This year’s autumn meeting for Avenir Suisse patrons was held in the Swiss parliament in the presence of Dominique de Buman, president of the National Council, the lower chamber of parliament.

Debate focused on Avenir Suisse’s new  study,”20 Years of Urban Policy – a Review from a Liberal Perspective”, which was presented to patrons.  “Let’s found a new city!”  said famous Swiss writer Max Frisch. That had not initially been Avenir Suisse’s motivation, noted director Peter Grünenfelder in his welcoming address. But it fit the fact that a think tank named partly for the future (avenir in French) was obliged somehow to investigate Switzerland’s fitness to meet upcoming challenges – cities included.

For months, Avenir Suisse’s Fabian Schnell Lukas Rühli and Daniel Müller-Jentsch have meticulously been examining the quality of politics in Switzerland’s 10 largest cities. Basel, Bern, Biel, Geneva, Lausanne, Lugano, Lucerne, St. Gallen, Winterthur and Zurich were benchmarked against a model ideal “Liberal Smart City” using 47 indicators and eight subject areas.

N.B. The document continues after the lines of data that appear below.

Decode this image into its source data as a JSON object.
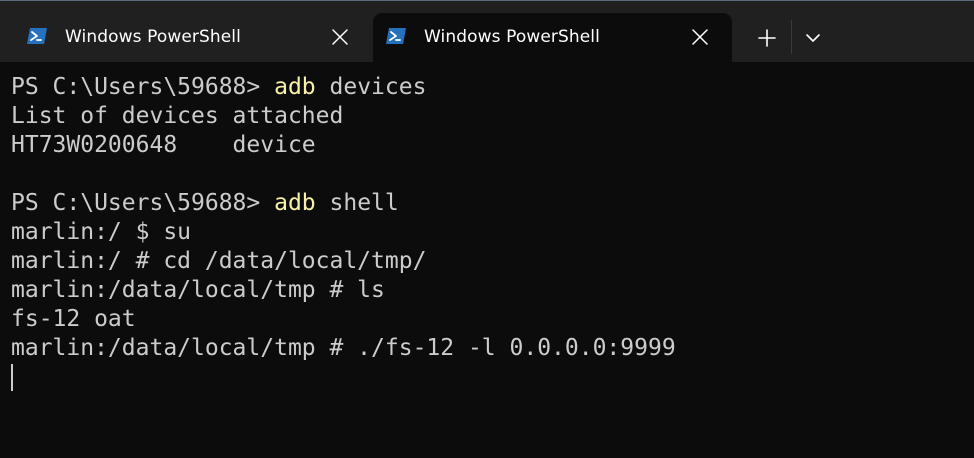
{
  "tabs": [
    {
      "title": "Windows PowerShell",
      "icon": "powershell-icon",
      "active": false
    },
    {
      "title": "Windows PowerShell",
      "icon": "powershell-icon",
      "active": true
    }
  ],
  "toolbar": {
    "new_tab_icon": "plus-icon",
    "dropdown_icon": "chevron-down-icon"
  },
  "colors": {
    "titlebar_bg": "#202020",
    "terminal_bg": "#0c0c0c",
    "text": "#cccccc",
    "command_highlight": "#f9f1a5",
    "powershell_icon_bg": "#2671be"
  },
  "terminal": {
    "lines": [
      {
        "prefix": "PS C:\\Users\\59688> ",
        "cmd": "adb",
        "rest": " devices"
      },
      {
        "prefix": "List of devices attached",
        "cmd": "",
        "rest": ""
      },
      {
        "prefix": "HT73W0200648    device",
        "cmd": "",
        "rest": ""
      },
      {
        "prefix": "",
        "cmd": "",
        "rest": ""
      },
      {
        "prefix": "PS C:\\Users\\59688> ",
        "cmd": "adb",
        "rest": " shell"
      },
      {
        "prefix": "marlin:/ $ su",
        "cmd": "",
        "rest": ""
      },
      {
        "prefix": "marlin:/ # cd /data/local/tmp/",
        "cmd": "",
        "rest": ""
      },
      {
        "prefix": "marlin:/data/local/tmp # ls",
        "cmd": "",
        "rest": ""
      },
      {
        "prefix": "fs-12 oat",
        "cmd": "",
        "rest": ""
      },
      {
        "prefix": "marlin:/data/local/tmp # ./fs-12 -l 0.0.0.0:9999",
        "cmd": "",
        "rest": ""
      }
    ]
  }
}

Avenir Suisse’s “city monitoring” differed from classical rankings as it was limited to criteria that could be influenced by city politics, and avoided factors such as geography. Zurich, which came top, scored two thirds of the maximum possible points. But while commendable, that suggested that, even in Zwingli’s home, there was still room for liberal improvement. Overall, the exercise revealed widely differing results for individual indicators and sub-rankings– allowing another important conclusion: that Swiss cities could learn a lot from each other.

Cities are the key to the future

Why the focus on urban politics? Its relevance is evident in just a few figures: Worldwide, 50per cent of the population lives in cities. The respective share in Switzerland is 75per cent. Some 60per cent of the country’s GDP is generated by just 10per cent of its area. Urban centres will be decisive for Switzerland’s future prosperity.

Broadly speaking, Swiss cities are well off. They have enjoyed some “fat” years since the 1990s, thanks to a healthy economic environment. The authors argued this favourable history meant Swiss cities should push further development, but also remember the possibility of leaner times to come.

As Avenir Suisse’s research showed, politicians remained reluctant to use the city as a laboratory. Trust in market forces in housing policy, for example, was insufficiently developed, and urban politics was often characterized by detailed administrative work rather than strategic principles. There is also another political-structural stumbling block: some cities reveal a dramatic decline in the proportion of Swiss residents with voting rights: in Zurich, for example, the share has dropped to 27per cent and to just 20 per cent in Geneva.

Why do conservative politics has such a hard time in cities?

What are the takeaways for liberal-conservative politicians? Ole von Beust, formerly Hamburg’s long standing mayor, offered some valuable insights. During his tenure as conservative CDU mayor, he gained fame for an unconventional approach to drugs and childcare, among others.

Von Beust sees an important cause for the “traditional” left-wing orientation of many cities in the very “DNA” of conservative parties. Conservatives are often more critical of change than their rivals. The success of their politics in urban areas thus depends on their ability to breathe new life into the traditional values of modernity and to offer young voters an attractive platform. So Conservative politics in urban environments should not just address the classic family, buteveryone willing to take responsibility for themselves and others, irrespective of their social setting. Von Beust underlined his belief that cities host many conservative voters. But urban conservatives need to be targeted differently, because they can have very different values compared with rural counterparts.

Housing remains controversial

The closing discussions,with the mayor of Bern, Alec von Graffenried, the city councillor of Lausanne, Pierre-Antoine Hildbrand, and Zurich’s former mayor Elmar Ledergerber, brought up differences and similarities.

Discussion on housing policy grew heated as soon as Ledergerber rejected Avenir Suisse’s criticism that councilors were often much too close to local housing cooperatives.  Both von Graffenried and Hildbrandwere more self-critical. The latter bemoaned the fact that a large proportion of subsidised housing in his home canton of Vaud was in Lausanne, while von Graffenried pointed to the advantages of ‘subject-help’ over ‘object-help’ in residential construction. In general, he recommended more entrepreneurial city management. Berne, for example, has already outsourced a large proportion of its public services.

The panelists were in greater harmony about challenges ahead – for instance the shrinking electorate, a fact likely to worsen given demographic trends. They discussed the introduction of voting rights for foreigners at municipal level – in line with what de Buman had mentioned at the outset: “Only a society of integration can afford to be liberal”, he said, in comments entirely appropriate to Switzerland’s biggest cities.